Agro's biggest worry is price. Using organic and local products hikes the costs.
"There is going to be sticker shock when those bids start coming in," he says. "I'll cook anything, but I've had clients who have approached me about all-organic menus, and then they see the organic stuff pretty much doubles your price."
The document, which applies only to the host committee's parties, came after months of work that involved discussions with caterers and event planners along the Front Range, says Parry Burnap, Denver's "greening" director.
"We are hoping that everything we are doing for greening (the convention) has some legacy value," she says.
The RFP, for example, will likely live on after the convention in a brochure the city will distribute widely to help guide local businesses interested in improving their green practices.
"It takes some creativity because some of these things are more expensive," she says. "But we're at the front end of a market shift."
Burnap acknowledged that figuring out what is most green can be difficult.
"One we are talking about now is, is it better to compost or to recycle? If you are using a cup for a beverage, is it better to be (plastic) and back in the materials stream, or compostable, biodegradable waste and go into the waste stream or compost? There are no definitive answers."
Composting for the convention hasn't been entirely figured out yet, she says.
The committee is working with other groups to develop a carbon-footprint "calculator" that will measure the environmental impact of each event and suggest an "offset" — a fee — that will go toward a fund helping to match carbon losses with carbon gains.
"That's a fun one," Burnap says. "If these event planners will calculate and offset, it will start to get the money flowing into the Colorado Carbon Fund, a fund that will reinvest in renewable energy here in Colorado."
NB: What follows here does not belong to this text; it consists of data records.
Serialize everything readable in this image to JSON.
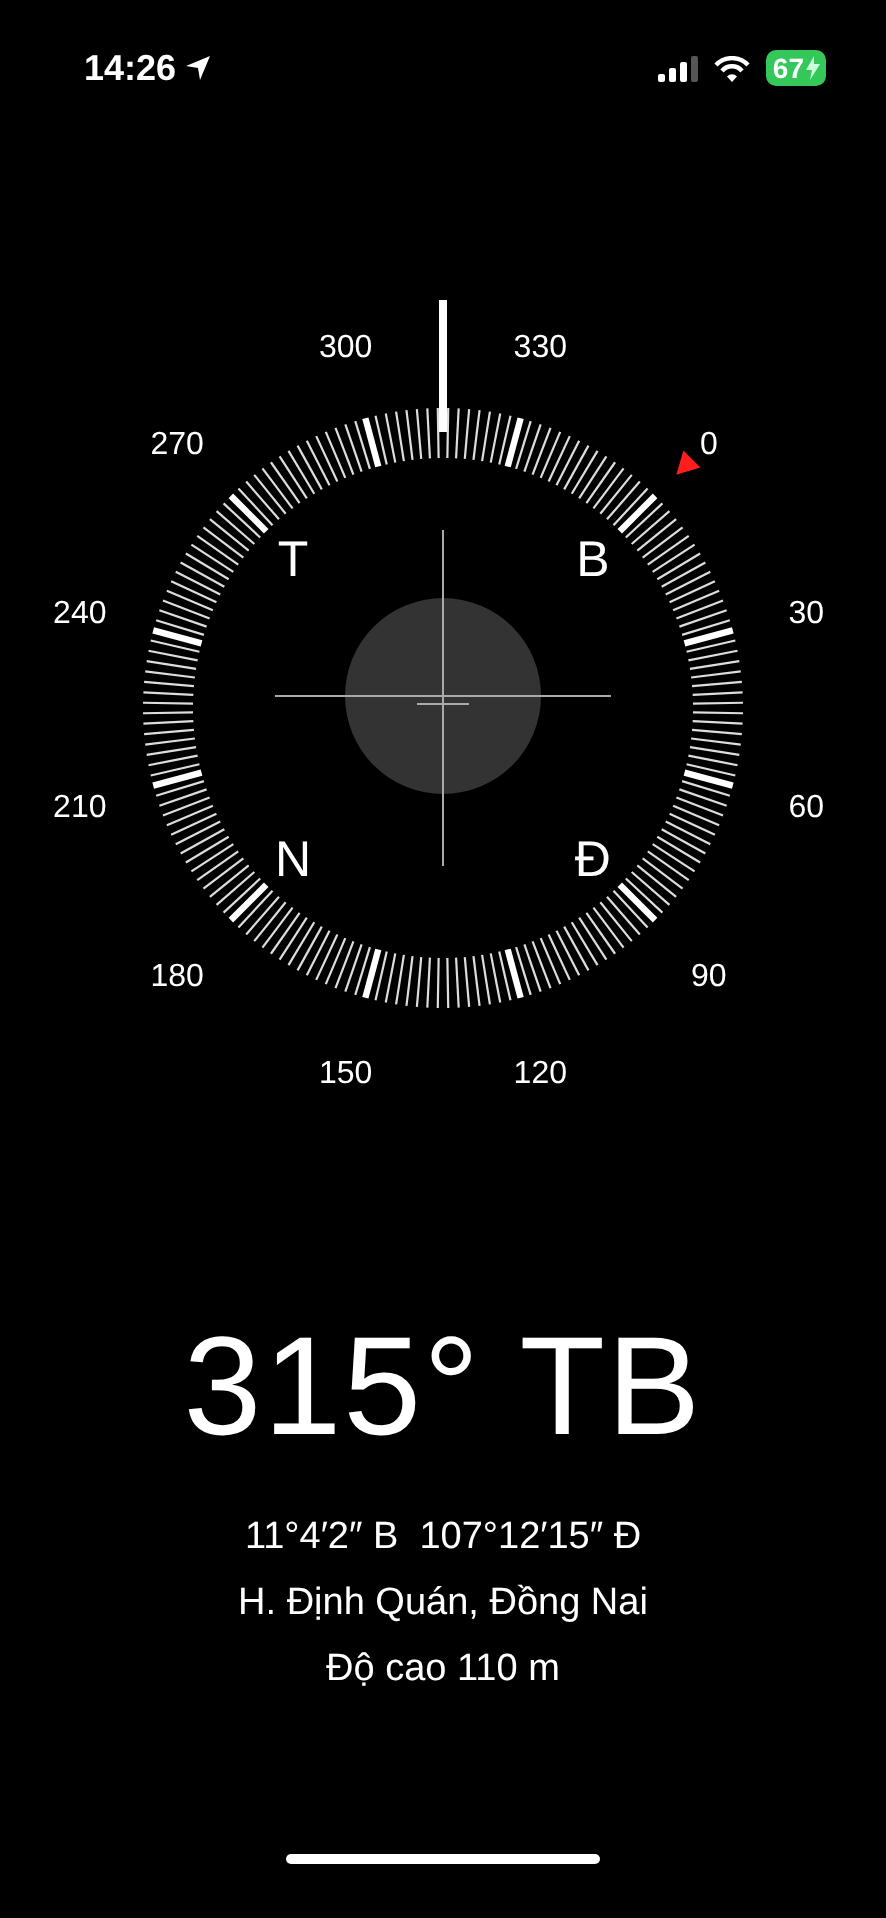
{
  "status_bar": {
    "time": "14:26",
    "battery": "67"
  },
  "compass": {
    "dial_labels": [
      {
        "text": "0"
      },
      {
        "text": "30"
      },
      {
        "text": "60"
      },
      {
        "text": "90"
      },
      {
        "text": "120"
      },
      {
        "text": "150"
      },
      {
        "text": "180"
      },
      {
        "text": "210"
      },
      {
        "text": "240"
      },
      {
        "text": "270"
      },
      {
        "text": "300"
      },
      {
        "text": "330"
      }
    ],
    "cardinals": [
      {
        "text": "T"
      },
      {
        "text": "B"
      },
      {
        "text": "N"
      },
      {
        "text": "Đ"
      }
    ]
  },
  "heading": "315° TB",
  "coordinates": {
    "latitude": "11°4′2″ B",
    "longitude": "107°12′15″ Đ"
  },
  "location": "H. Định Quán, Đồng Nai",
  "elevation": "Độ cao 110 m"
}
Say hello to the green exchange, spearheaded by a leading cast of energy and environmental brokers -investors- who are launching a new exchange for trading credits that offset the global warming greenhouse gas emissions. Image Credit: triplepundit.com
So who really profits from such demanded activity?
It is time to re-think what we really wish for when we are deciding to change things up in the structure of our country.
The Democrats, through their own controlling management styles and behaviors, are showing all of the citizens here in the United States how a Democrat Party headed up by a Barack Obama presidency will be. Personal freedoms and choices will be reduced and/or eliminated.
We are already hearing it in the speeches, as Obama preaches that we all should be driving smaller cars while willingly paying continually increasing prices for fuel (no problem, they would like to see $10.00 a gallon gas if it were up to them), wearing sweaters instead of expecting warm homes, etc. It is a short Democrat drive to an America that can quickly feel like a third world nation given the expectations of our Democrat Party.
While in Denver, attending the "second coming" and coronation of the party's new leader, here’s hoping you enjoy your confetti-colored appetizer with your biodegradable fork. I hope the plate holding the meal of the day does not disintegrate, or fold in your lap!